Characteristics of Respiratory Surfaces

  • All respiratory surfaces have a large surface area to increase the amount of gases that can be exchanged.
  • They are all thin, reducing the distance gases have to diffuse.
  • They are moist, allowing gases to dissolve into them before being transported elsewhere.
  • These surfaces are very well vascularised, meaning they have a rich supply of blood vessels, which help transport the gases to and from the surface.

Types of Respiratory Surfaces


  • In simple organisms, like worms, gases can diffuse directly through the skin.
  • The skin must be moist to allow gases to dissolve before diffusion.


  • Fish and many aquatic organisms use gills to extract oxygen from the water.
  • Water is taken in through the mouth and forced out over the gills.
  • Oxygen in the water diffuses into the blood vessels in the gills, while carbon dioxide diffuses out into the water.
  • The gills are ‘flapped’ to ensure a constant flow of fresh water over them.


  • In mammals, birds, and reptiles, lungs are the main respiratory surface.
  • Air is drawn into the lungs by diaphragm and rib muscle contractions and forced out by relaxation of these muscles.
  • Oxygen in the air diffuses across the alveoli walls into the blood vessels, while carbon dioxide diffuses out of the blood into the lungs to be exhaled.
  • The lining of the alveoli is covered with a moist mucus to allow gases to dissolve before diffusion and is highly vascular, with very close proximity to a dense network of blood capillaries, making it an efficient site for gas exchange.

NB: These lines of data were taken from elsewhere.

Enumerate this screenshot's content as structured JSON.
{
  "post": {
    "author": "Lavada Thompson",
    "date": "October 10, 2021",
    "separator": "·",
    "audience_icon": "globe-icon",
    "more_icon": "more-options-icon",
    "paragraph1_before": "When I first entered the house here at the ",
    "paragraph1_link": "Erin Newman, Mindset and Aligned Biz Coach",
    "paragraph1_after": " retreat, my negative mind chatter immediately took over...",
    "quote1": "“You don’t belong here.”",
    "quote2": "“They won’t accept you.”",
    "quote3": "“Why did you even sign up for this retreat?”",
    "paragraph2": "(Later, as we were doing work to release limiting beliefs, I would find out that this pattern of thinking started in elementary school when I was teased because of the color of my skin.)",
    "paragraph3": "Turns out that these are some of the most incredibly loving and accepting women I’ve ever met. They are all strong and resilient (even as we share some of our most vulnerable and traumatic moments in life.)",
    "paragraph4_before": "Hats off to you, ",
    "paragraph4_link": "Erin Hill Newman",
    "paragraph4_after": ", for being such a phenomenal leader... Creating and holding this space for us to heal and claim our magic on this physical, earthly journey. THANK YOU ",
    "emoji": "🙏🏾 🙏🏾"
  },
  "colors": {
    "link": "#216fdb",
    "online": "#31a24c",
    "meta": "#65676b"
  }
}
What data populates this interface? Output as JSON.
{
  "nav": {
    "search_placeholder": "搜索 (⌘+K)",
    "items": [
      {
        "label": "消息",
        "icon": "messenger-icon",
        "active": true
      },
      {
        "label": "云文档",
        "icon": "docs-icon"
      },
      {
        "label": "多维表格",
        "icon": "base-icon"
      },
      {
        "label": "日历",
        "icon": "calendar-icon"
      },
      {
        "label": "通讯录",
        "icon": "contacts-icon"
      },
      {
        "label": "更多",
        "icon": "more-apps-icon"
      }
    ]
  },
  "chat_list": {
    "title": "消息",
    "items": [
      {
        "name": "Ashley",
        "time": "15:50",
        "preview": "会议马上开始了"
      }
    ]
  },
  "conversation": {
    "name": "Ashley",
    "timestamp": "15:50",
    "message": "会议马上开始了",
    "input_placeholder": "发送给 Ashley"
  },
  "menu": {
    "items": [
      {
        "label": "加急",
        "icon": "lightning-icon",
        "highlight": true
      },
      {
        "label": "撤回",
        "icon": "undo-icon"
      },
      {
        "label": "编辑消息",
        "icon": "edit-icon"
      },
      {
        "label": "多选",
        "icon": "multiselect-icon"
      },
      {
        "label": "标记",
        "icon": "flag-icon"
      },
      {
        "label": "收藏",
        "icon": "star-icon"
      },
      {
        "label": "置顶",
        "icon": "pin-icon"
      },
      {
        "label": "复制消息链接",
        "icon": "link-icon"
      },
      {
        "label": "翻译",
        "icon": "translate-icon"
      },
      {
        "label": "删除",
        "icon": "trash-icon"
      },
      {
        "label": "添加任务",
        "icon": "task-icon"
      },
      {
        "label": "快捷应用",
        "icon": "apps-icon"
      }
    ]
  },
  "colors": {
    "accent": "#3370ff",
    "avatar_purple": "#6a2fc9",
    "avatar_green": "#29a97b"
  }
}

Tracheal System

  • Insects have a network of air tubes called tracheae.
  • Air enters and exits through tiny pores on the insect’s body called spiracles.
  • Oxygen moves down the tracheae and diffuses directly into the cells; carbon dioxide diffuses out of the cells into the tracheae to be expelled.

Leaf Stomata

  • Green plants exchange gases with the atmosphere through the stomata (tiny pores) in their leaves.
  • The stomata can open and close to regulate the exchange of gases, taking in carbon dioxide and expelling oxygen.